\begin{aligned}P^{\prime}&=D_{1}\oplus D_{2}\oplus\ldots D^{\prime}_{j}\oplus\ldots D_{K}\\&=D_{1}\oplus D_{2}\oplus\ldots (D_{j} \oplus C)\oplus\ldots D_{K}\\&=(D_{1}\oplus D_{2}\oplus\ldots D_{j}\oplus\ldots D_{K})\oplus C\\&= P \oplus C\end{aligned}Since we showed this for any generic number of binary words added together, and allowed to binary words to be any length, we’ve proven the statement.

## Bonus: Multiple modifications

What if we modified more than one word in our original sum P? It’s a pretty simple extension to run through the proof again with multiple modified words and show that if we have multiple C^{\prime}s, one for each modified word, we can perform the same substitution and show that the new P^{\prime} is simply the old P XORed with all of the change vectors.

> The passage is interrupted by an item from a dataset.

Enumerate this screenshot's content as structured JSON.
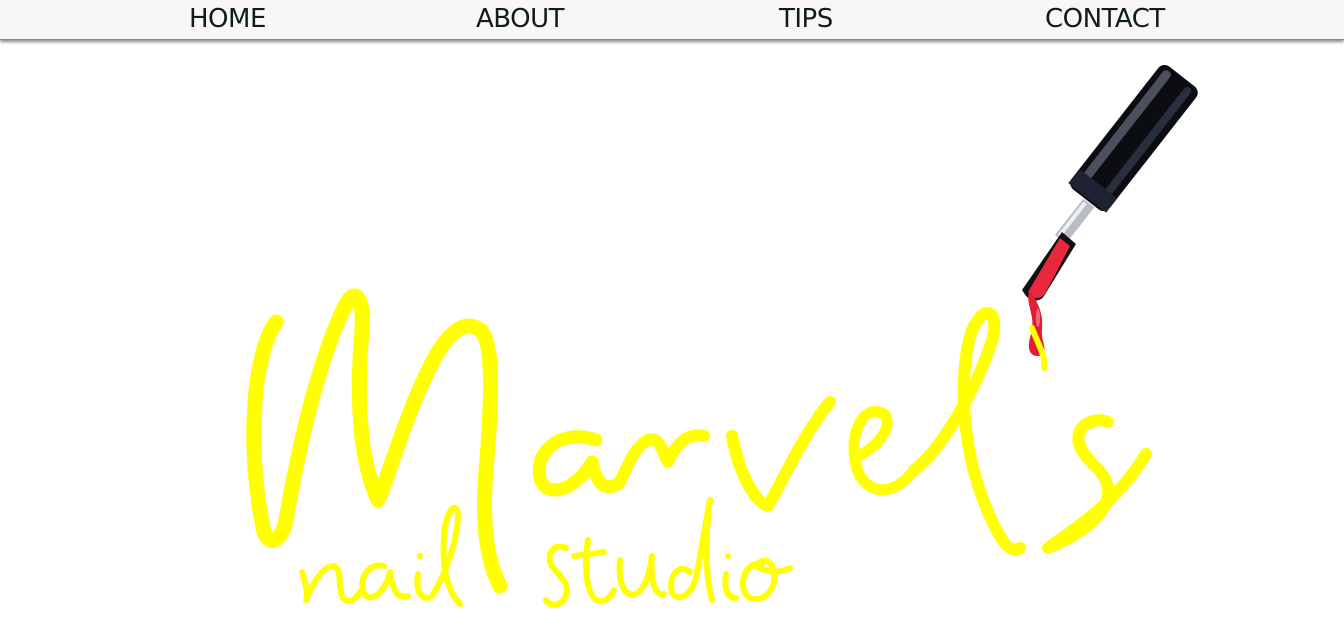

Alternatively, you could XOR all the change vectors first into one big change vector, then XOR that with your original P to compute the new P^{\prime}. If you want to verify it for yourself formally, simply follow the same steps we did above for one modified word. You’ll just be performing the same type of substitution multiple times to account for each modification.

## Conclusion

Mr. Marks brought this up because he was seeking a way to compute the new parity strip in a more efficient way (with fewer arithmetic steps) than simply following the definition. You can absolutely “brute force” your way to calculating the new parity strip. Companies and startups are always concerned about “scalability”. Sure, you won’t notice the time different between 10 extra things added together. But what about 10 million? 1 billion? More than that? None of those numbers are infeasible for the amount of calculations we perform on data now. In those cases, the brute force method of simply using the definition starts to cause performance problems. It was worth taking the time to “be clever” and search for a nice, elegant way that cuts down the number of operations necessary to calculate a new parity strip. It took a little upfront work, but the result speaks loudly for itself.

This work is licensed under a Creative Commons Attribution-NonCommercial-NoDerivatives 4.0 International License.

#### Footnotes

- The “exponent” doesn’t denote powers. It’s telling us which word that bit belongs to. This way we can keep all the components of different words straight. It gives us a way to show how we XOR component-wise.
- This can actually be shown formally by noting that, in mod 2 arithmetic, each element is its own additive inverse. Thus, “subtracting” a binary word is the same thing as XORing that word on both sides.
- We can group however we like. (a + b) + c = a + (b+c)